The water companies installed prepayment meters to avoid legal responsibility for water cutoffs. According to their logic, consumers would "self-disconnect" when they were unable to pay. The Birmingham City Council challenged the legality of the prepayment meters. It was estimated that in Birmingham alone 2,489 "self-disconnections" had resulted from prepayment meters in a short period. It was this and other challenges by affected municipalities, which led to the passage of the 1998 Water Act that declared the prepayment meters illegal.
The major providers of prepayment meter devices include Atlantic Meters, Conlog, Meinecke Meters, Actaris and Bateman.
Atlantic Meters (Pty) Ltd., part of the British privately owned Atlantic Group, was established in 1997. It is involved in both the provision of traditional and prepayment metering within South Africa and other developing countries. The company has also targeted markets in Africa and Latin America with pending contracts with Namibia, Curacao, and Brazil.
Conlog was founded in 1965. It is a designer, manufacturer and marketer of prepayment electricity, water and solar metering systems. It acquired the Bambamanzi group of businesses, Africa’s largest prepaid water metering company. In 1999 it was responsible for the installation of over 500 community prepayment standpipes throughout Thabanchu. The adjacent municipality of Botshabelo Masepala also placed orders. At that time the company also set to target more than 70 developing countries in Africa, the Middle East, Far East, Europe and South and Central America.
Actaris is a worldwide provider of meters, systems and services active in all utility sectors: electricity, gas, water and heat. Actaris is the largest provider of meters and systems. In 1999, Schlumberger RMS in conjunction with North West Water Limited (NWW), were contracted to deliver more than 280,000 domestic water meters to the United Kingdom.
Meinecke Meters secured one of the world’s largest water utility development contracts from Brazil.
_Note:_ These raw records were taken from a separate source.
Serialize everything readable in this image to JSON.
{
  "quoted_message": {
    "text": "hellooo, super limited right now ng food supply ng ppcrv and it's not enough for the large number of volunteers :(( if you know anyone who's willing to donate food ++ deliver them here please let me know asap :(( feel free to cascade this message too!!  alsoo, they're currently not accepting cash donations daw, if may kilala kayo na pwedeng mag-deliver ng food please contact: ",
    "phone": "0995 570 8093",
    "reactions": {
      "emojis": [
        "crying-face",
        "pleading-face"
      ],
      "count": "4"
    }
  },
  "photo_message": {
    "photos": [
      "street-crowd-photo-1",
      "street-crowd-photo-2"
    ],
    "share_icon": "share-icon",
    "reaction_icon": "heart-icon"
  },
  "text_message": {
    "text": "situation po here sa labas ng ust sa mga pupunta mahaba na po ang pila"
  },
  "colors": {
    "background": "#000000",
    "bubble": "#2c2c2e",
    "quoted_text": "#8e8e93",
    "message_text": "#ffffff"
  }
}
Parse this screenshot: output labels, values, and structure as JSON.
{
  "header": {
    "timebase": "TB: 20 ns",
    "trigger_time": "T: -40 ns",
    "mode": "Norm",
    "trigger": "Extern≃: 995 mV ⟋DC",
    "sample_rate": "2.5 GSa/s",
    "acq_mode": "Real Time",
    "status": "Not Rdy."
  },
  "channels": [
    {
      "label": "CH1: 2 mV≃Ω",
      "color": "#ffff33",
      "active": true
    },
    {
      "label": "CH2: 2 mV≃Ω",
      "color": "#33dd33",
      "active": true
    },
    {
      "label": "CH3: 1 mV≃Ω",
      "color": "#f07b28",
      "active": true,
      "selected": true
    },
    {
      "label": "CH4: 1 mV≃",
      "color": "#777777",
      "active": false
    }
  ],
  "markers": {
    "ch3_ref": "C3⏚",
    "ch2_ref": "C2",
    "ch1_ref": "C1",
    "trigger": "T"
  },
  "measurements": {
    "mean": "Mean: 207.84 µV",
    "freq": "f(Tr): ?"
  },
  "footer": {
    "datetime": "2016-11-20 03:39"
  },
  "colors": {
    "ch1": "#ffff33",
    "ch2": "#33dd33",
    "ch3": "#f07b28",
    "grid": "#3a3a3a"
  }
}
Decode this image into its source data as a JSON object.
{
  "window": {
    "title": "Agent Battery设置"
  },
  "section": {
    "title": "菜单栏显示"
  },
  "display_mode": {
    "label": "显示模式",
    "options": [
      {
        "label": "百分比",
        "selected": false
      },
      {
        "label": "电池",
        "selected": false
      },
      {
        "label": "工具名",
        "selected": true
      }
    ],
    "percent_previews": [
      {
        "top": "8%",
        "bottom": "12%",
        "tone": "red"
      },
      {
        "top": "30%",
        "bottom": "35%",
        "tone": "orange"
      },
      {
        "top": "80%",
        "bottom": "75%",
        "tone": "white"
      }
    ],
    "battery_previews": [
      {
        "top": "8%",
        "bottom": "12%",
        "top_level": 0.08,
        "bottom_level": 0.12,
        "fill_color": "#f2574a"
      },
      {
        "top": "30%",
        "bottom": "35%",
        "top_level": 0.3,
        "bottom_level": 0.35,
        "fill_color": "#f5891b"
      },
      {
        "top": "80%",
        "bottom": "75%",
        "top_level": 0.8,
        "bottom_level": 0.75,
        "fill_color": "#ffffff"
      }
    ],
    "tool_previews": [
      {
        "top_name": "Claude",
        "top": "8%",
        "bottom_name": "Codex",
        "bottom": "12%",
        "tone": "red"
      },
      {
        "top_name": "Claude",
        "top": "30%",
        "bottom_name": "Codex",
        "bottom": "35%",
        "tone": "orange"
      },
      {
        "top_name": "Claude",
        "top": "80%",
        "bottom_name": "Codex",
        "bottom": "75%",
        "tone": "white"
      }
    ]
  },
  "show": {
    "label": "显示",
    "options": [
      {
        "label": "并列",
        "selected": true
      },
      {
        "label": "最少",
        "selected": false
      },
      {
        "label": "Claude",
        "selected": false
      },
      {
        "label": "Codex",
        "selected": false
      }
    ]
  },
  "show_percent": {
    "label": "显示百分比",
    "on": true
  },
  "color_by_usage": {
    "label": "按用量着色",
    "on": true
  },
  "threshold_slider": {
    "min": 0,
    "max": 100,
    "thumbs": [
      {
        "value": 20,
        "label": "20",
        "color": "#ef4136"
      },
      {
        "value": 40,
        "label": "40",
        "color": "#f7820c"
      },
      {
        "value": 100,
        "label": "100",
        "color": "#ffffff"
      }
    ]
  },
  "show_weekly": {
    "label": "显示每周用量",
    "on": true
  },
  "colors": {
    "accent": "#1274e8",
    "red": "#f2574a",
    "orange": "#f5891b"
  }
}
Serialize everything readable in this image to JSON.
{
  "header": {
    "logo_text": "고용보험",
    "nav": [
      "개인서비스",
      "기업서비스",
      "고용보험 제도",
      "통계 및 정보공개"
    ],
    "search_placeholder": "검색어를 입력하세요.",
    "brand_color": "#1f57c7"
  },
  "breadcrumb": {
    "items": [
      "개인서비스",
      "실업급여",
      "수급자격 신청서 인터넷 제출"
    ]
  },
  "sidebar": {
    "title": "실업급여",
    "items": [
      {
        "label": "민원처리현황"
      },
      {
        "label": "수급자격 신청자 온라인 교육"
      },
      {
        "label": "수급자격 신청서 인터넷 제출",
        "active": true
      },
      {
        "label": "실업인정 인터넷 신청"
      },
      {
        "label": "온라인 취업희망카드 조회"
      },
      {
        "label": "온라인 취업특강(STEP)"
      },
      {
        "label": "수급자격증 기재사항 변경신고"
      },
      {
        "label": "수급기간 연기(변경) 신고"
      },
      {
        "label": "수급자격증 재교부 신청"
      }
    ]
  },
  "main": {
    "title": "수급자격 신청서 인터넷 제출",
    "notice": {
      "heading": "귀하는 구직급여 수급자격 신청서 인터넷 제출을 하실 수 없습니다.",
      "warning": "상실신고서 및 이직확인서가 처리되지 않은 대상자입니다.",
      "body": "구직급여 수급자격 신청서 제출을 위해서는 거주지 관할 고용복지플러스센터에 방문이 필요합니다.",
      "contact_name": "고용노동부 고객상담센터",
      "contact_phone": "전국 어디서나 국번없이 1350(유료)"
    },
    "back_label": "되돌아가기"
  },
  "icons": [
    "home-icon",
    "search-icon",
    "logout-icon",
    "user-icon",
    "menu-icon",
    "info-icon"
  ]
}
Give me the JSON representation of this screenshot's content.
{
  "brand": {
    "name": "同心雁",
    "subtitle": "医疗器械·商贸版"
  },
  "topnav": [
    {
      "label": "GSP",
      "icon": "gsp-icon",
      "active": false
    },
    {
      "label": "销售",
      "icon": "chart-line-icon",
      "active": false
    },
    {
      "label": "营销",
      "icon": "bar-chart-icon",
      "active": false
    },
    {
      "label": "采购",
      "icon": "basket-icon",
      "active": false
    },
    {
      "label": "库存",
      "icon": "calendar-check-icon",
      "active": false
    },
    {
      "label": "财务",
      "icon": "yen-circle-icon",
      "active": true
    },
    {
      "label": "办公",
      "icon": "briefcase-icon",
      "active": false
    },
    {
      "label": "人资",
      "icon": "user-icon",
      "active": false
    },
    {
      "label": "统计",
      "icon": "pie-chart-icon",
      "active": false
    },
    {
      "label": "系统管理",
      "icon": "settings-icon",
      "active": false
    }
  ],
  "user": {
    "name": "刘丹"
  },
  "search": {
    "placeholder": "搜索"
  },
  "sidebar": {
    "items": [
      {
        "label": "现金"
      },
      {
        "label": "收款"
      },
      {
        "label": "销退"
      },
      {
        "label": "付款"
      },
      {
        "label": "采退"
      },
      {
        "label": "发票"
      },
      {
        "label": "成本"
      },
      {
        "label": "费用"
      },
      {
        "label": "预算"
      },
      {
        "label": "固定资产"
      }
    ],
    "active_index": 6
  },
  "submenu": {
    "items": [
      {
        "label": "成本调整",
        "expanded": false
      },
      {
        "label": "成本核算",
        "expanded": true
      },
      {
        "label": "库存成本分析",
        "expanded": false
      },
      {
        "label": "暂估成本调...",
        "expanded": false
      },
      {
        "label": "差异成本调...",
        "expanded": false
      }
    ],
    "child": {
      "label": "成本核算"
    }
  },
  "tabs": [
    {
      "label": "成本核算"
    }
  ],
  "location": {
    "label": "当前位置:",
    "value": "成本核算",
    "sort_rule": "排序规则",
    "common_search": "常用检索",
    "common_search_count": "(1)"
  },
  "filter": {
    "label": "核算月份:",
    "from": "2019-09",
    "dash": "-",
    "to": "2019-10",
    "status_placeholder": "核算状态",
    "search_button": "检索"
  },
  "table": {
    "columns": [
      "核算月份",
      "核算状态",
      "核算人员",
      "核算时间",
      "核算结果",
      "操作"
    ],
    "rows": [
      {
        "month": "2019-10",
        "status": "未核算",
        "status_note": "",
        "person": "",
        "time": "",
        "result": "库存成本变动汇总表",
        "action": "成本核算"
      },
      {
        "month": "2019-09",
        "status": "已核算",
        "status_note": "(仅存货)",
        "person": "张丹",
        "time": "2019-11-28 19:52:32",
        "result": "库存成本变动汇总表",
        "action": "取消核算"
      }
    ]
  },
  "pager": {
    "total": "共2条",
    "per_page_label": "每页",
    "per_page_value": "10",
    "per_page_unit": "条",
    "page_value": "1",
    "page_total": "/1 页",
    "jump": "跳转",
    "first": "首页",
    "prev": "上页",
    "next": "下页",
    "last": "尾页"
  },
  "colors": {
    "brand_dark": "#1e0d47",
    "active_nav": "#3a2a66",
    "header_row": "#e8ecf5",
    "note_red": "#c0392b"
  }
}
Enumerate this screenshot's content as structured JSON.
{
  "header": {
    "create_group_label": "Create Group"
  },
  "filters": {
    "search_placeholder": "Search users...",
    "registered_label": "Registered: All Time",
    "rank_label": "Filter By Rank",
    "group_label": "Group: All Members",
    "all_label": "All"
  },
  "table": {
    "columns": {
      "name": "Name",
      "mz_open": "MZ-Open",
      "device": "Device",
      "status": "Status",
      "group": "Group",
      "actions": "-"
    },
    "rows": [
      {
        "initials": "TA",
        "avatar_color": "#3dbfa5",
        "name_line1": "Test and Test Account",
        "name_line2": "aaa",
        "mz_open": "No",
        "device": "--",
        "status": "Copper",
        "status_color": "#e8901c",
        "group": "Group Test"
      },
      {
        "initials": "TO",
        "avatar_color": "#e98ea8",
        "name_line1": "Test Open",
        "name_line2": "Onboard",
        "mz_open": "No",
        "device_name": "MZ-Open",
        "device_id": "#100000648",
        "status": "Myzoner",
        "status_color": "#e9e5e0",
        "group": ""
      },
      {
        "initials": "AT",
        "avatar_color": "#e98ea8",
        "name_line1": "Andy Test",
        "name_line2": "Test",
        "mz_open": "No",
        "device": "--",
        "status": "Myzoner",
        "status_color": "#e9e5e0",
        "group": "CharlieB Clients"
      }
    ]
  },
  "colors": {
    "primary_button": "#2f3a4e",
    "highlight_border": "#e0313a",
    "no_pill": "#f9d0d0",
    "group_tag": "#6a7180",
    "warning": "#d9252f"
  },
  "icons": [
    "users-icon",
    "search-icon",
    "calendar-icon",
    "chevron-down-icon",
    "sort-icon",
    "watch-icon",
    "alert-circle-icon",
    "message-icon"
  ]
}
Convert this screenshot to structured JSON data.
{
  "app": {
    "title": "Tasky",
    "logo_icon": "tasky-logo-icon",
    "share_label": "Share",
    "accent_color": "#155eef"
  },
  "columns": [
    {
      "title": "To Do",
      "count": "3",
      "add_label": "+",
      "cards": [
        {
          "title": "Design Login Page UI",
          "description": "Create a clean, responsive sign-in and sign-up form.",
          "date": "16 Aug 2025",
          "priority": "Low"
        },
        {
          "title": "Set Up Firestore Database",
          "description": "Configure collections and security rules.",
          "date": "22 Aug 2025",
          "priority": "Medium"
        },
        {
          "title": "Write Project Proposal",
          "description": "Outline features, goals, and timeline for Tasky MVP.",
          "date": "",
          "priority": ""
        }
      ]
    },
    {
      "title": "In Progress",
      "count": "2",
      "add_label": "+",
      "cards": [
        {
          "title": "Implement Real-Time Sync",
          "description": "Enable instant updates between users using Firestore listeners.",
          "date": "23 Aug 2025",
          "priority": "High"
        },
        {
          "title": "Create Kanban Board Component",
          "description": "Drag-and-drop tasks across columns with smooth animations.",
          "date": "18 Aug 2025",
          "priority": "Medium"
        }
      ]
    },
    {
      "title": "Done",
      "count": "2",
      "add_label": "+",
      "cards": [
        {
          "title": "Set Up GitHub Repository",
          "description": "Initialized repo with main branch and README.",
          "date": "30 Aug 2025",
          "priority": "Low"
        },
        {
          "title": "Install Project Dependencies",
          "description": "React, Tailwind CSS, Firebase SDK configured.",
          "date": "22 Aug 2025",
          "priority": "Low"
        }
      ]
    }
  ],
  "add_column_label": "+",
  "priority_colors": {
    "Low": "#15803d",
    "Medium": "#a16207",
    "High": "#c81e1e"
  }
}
BATEMAN provides services in mining, minerals and metals processing, gas compression and crude oil refining and water, sewage and effluent treatment, among others. It is the provider of the award-winning AquaNovo prepayment water metering system.